Business Development Corporation of the Northern Panhandle has plans for grant

The Business Development Corporation of the Northern Panhandle wants to use a newly funded regional grant program to help redevelop the old Brooke Glass property in Wellsburg as well as other industrial sites in the area. The BDC has taken title to the former factory, a property community residents want to see cleaned up and reused in a neighborhood-friendly way. Idled more than three decades ago, neighbors think its proximity to a rail-trail makes the property attractive for things like boat storage and retail activities in keeping with the neighborhood. BDC is partnering with the Northern West Virginia Brownfields Assistance Center, which has developed a new regional Site-Ready Program to address brownfields sites using nearly $380,000 in funding from the Benedum Foundation over a three-year period. The program, which emphasizes inter-state cooperation and collaboration, targets properties based on forecasted demand. Rather than wait until a prospect voices interest in a property and risk losing that opportunity because of the work to be done to prepare it for reuse, the Site-Read Program identifies and prepares specific, high-value properties. The Benedum funding will be used for primarily for site-related costs, which include surveys, market planning, market assessments and identification, and to complete environmental assessments for high-interest properties.There's also a community development component, which includes costs associated with identifying additional stakeholders and gathering community input on re-use options, as well as a regional networking/marketing initiative. As part of the program, the BDC will collaborate with its Pennsylvania counterparts, North Side Industrial Development Group and the Riverside Center for Innovation, on marketing, creative financing and grant writing as well as site-development activities in their four-county service area – Brooke and Hancock counties in West Virginia, Allegheny and Beaver counties in Pennsylvania. “I think Benedum's interest was to see the outputs,” NWVBAC Director Pat Kirby said. “They understand the value of brownfields.
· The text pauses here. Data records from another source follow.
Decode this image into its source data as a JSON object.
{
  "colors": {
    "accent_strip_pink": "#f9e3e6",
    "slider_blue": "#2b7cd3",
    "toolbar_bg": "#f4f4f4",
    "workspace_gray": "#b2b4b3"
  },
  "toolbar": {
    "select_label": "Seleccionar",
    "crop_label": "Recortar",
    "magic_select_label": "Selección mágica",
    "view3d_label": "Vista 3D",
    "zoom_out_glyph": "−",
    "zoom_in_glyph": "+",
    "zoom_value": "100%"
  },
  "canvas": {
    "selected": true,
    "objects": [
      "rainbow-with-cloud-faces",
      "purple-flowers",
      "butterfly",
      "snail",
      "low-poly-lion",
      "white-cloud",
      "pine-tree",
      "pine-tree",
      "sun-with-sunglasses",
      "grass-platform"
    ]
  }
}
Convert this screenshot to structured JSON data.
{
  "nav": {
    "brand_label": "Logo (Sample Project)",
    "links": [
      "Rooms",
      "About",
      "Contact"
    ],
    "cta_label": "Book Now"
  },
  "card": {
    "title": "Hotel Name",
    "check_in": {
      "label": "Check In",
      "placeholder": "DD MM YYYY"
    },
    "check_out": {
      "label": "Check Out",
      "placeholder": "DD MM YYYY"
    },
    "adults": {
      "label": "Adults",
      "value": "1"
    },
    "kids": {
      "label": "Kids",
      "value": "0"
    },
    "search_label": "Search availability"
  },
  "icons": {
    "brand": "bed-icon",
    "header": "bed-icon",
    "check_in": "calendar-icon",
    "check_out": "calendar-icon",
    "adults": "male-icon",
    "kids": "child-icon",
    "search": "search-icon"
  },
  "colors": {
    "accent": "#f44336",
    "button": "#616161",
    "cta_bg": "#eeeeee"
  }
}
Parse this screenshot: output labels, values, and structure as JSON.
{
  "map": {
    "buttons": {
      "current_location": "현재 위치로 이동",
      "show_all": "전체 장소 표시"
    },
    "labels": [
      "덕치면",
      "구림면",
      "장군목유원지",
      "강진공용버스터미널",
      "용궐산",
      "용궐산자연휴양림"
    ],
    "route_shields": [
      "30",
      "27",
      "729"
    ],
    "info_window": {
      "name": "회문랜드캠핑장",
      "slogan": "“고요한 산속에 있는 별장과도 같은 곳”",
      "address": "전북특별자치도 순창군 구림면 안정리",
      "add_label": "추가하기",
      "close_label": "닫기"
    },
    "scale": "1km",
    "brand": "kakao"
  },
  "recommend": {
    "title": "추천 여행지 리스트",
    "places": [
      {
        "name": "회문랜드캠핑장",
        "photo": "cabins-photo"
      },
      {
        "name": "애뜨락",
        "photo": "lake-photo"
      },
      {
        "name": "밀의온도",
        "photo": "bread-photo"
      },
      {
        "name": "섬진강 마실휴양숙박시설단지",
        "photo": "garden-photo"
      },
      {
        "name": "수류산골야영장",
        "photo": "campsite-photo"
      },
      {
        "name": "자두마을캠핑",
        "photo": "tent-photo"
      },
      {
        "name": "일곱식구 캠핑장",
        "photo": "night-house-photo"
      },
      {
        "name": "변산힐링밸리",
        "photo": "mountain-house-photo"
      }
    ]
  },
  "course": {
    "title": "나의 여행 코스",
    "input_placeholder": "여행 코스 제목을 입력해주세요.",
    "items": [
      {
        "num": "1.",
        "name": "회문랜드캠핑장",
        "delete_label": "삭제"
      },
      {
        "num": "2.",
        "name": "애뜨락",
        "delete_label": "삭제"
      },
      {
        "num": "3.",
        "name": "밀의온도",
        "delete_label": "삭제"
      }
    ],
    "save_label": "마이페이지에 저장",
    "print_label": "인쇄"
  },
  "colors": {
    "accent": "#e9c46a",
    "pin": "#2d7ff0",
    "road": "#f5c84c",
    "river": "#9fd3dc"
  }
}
This is not a fishing expedition with hopes that if they gave money to the Site-Ready Program there might be results; we've had discussions and (identified) projects and properties that are on the strategic list in those four counties. In three years they will see results, but it's necessary to package it in the Site-Ready platform so we can get the sites prepared and hopefully create a network that will draw people in.” Kirby said the foundation was clearly interested in helping build a collaboration that crosses state lines, “but it was not an easy sell. They were interested in investing, but this partnership between Riverside, the BDC and the BAC had to be just that, a collaborative effort that will bring results and not a one-and-done grant.” RCI Director Emily Buka said the program builds on the strengths of its players: BDC is experienced in developing sites; RCI and the North Side Industrial Development Group emphasize creative financing and grant writing, while the NWVBAC has had demonstrated success in building collaboration among regional stakeholders. “We're all in this Ohio Valley together,” Buka said. “We know they have similar situations, what they are doing is really transformational,” Buka said. “We'll be working with them to help coordinate the program, to publicly promote the program interstate so we can speak with one voice and have an integrat